Metabolomics and GCxGC are Changing How We Monitor Our Health

On Friday, October 22, LECO hosted three GC-TOFMS experts for a spooky mass spectrometry symposium. Shari Forbes spoke about death and decomposition, Albert Lebedev gave a talk on mummies, and Jane Hill started the day with a look into diseases and a new method of diagnosing them.

In the era of COVID, we have all been introduced to how current diagnostic tests for lung infections work: a sample from our bodies are taken, using a nasal swab in most cases with COVID, that sample is treated to increase the amount of diagnostic markers, and then the sample is analyzed through clinical means. This is a fairly standard workflow for most lung infections; however, the main form of sampling in most diseases is through sputum, which is coughed up from the lower lung.
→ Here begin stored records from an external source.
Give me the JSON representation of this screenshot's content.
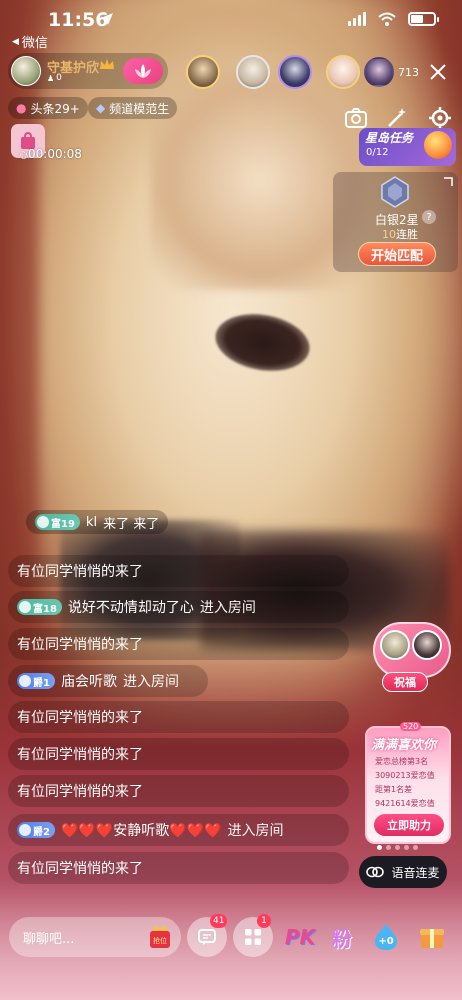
{
  "status_bar": {
    "time": "11:56",
    "battery_level": 0.55
  },
  "back_link": {
    "label": "微信"
  },
  "host": {
    "name": "守基护欣",
    "fans": "0"
  },
  "viewers": {
    "count": "713"
  },
  "tags": {
    "headline": "头条29+",
    "channel": "频道模范生"
  },
  "timer": {
    "label": "心",
    "time": "00:00:08"
  },
  "mission": {
    "title": "星岛任务",
    "progress": "0/12"
  },
  "rank": {
    "name": "白银2星",
    "help": "?",
    "streak_number": "10",
    "streak_label": "连胜",
    "match_button": "开始匹配"
  },
  "chat": {
    "top_message": {
      "level": "富19",
      "user": "kl",
      "text": "来了 来了"
    },
    "messages": [
      {
        "type": "plain",
        "text": "有位同学悄悄的来了"
      },
      {
        "type": "enter",
        "badge": "富18",
        "badge_color": "green",
        "user": "说好不动情却动了心",
        "action": "进入房间"
      },
      {
        "type": "plain",
        "text": "有位同学悄悄的来了"
      },
      {
        "type": "enter",
        "badge": "爵1",
        "badge_color": "blue",
        "user": "庙会听歌",
        "action": "进入房间"
      },
      {
        "type": "plain",
        "text": "有位同学悄悄的来了"
      },
      {
        "type": "plain",
        "text": "有位同学悄悄的来了"
      },
      {
        "type": "plain",
        "text": "有位同学悄悄的来了"
      },
      {
        "type": "enter",
        "badge": "爵2",
        "badge_color": "blue",
        "user": "❤️❤️❤️安静听歌❤️❤️❤️",
        "action": "进入房间"
      },
      {
        "type": "plain",
        "text": "有位同学悄悄的来了"
      }
    ]
  },
  "pk_widget": {
    "button": "祝福"
  },
  "event": {
    "badge": "520",
    "title": "满满喜欢你",
    "lines": [
      "爱恋总榜第3名",
      "3090213爱恋值",
      "距第1名差",
      "9421614爱恋值"
    ],
    "button": "立即助力"
  },
  "voice": {
    "label": "语音连麦"
  },
  "bottom_bar": {
    "input_placeholder": "聊聊吧...",
    "gift_label": "抢位",
    "chat_badge": "41",
    "apps_badge": "1",
    "pk_label": "PK",
    "music_label": "粉",
    "plus_label": "+0"
  },
  "colors": {
    "accent_pink": "#e9437f",
    "level_green": "#49b7a0",
    "level_blue": "#4e7ee6",
    "mission_purple": "#6a4ec9",
    "match_orange": "#e9553d"
  }
}
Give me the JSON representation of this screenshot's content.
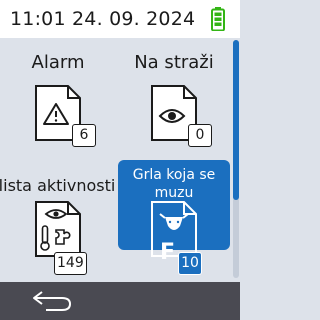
{
  "status": {
    "time": "11:01",
    "date": "24. 09. 2024",
    "battery_icon": "battery-full-icon",
    "battery_color": "#33b515"
  },
  "tiles": [
    {
      "label": "Alarm",
      "icon": "warning-document-icon",
      "count": "6"
    },
    {
      "label": "Na straži",
      "icon": "eye-document-icon",
      "count": "0"
    },
    {
      "label": "lista aktivnosti",
      "icon": "activity-document-icon",
      "count": "149"
    },
    {
      "label": "Grla koja se muzu",
      "icon": "cow-document-icon",
      "letter": "F",
      "count": "10",
      "selected": true
    }
  ],
  "nav": {
    "back_icon": "back-arrow-icon"
  },
  "colors": {
    "accent": "#1b6fbf",
    "background": "#dde2ea",
    "bottom_bar": "#4a4a52"
  }
}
While this technology is good and sound, it originated around the mid-1800s and it is both invasive and slow. Furthermore, there are issues with obtaining samples for diagnosis from some subsets of patients, such as children or people who are HIV+. These patients cannot produce sputum at all, so there might not be a diagnosis available.

Predictive model for tuberculosis
Identification of specific volatile organic compounds may help indicate tuberculosis infection
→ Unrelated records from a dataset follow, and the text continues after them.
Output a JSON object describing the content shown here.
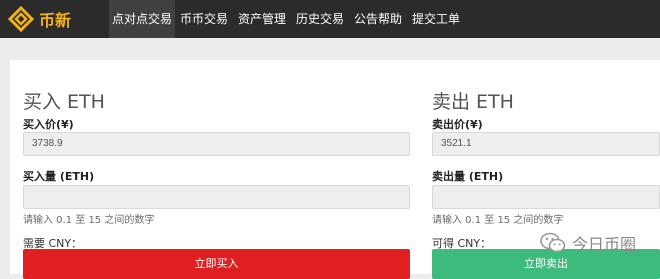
{
  "brand": {
    "name": "币新"
  },
  "nav": {
    "items": [
      {
        "label": "点对点交易",
        "active": true
      },
      {
        "label": "币币交易",
        "active": false
      },
      {
        "label": "资产管理",
        "active": false
      },
      {
        "label": "历史交易",
        "active": false
      },
      {
        "label": "公告帮助",
        "active": false
      },
      {
        "label": "提交工单",
        "active": false
      }
    ]
  },
  "buy": {
    "title": "买入 ETH",
    "price_label": "买入价(¥)",
    "price_value": "3738.9",
    "amount_label": "买入量 (ETH)",
    "amount_value": "",
    "hint": "请输入 0.1 至 15 之间的数字",
    "total_label": "需要 CNY：",
    "button_label": "立即买入",
    "button_color": "#e02020"
  },
  "sell": {
    "title": "卖出 ETH",
    "price_label": "卖出价(¥)",
    "price_value": "3521.1",
    "amount_label": "卖出量 (ETH)",
    "amount_value": "",
    "hint": "请输入 0.1 至 15 之间的数字",
    "total_label": "可得 CNY：",
    "button_label": "立即卖出",
    "button_color": "#3dbb7c"
  },
  "watermark": {
    "text": "今日币圈"
  },
  "colors": {
    "navbar_bg": "#2b2b2b",
    "brand": "#f3b21a",
    "page_bg": "#ececec"
  }
}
Jane Hill is part of a group working toward an ideal future where a diagnosis for lung infection can be as simple and effective as a blood alcohol breath test. In her talk, she goes into detail on how her group has been focusing on tuberculosis, one of the biggest killers the world over, a disease that is far more contagious than COVID-19. By using breath samples and GCxGC technology on cultured, animal, and human samples, Jane and her colleagues have been able to identify a handful of VOCs that provide an excellent predictive model for the existence of a tuberculosis infection in a patient, even among children and those HIV+.

Learn more on how Jane’s work is moving us toward a handheld breath diagnosis tool.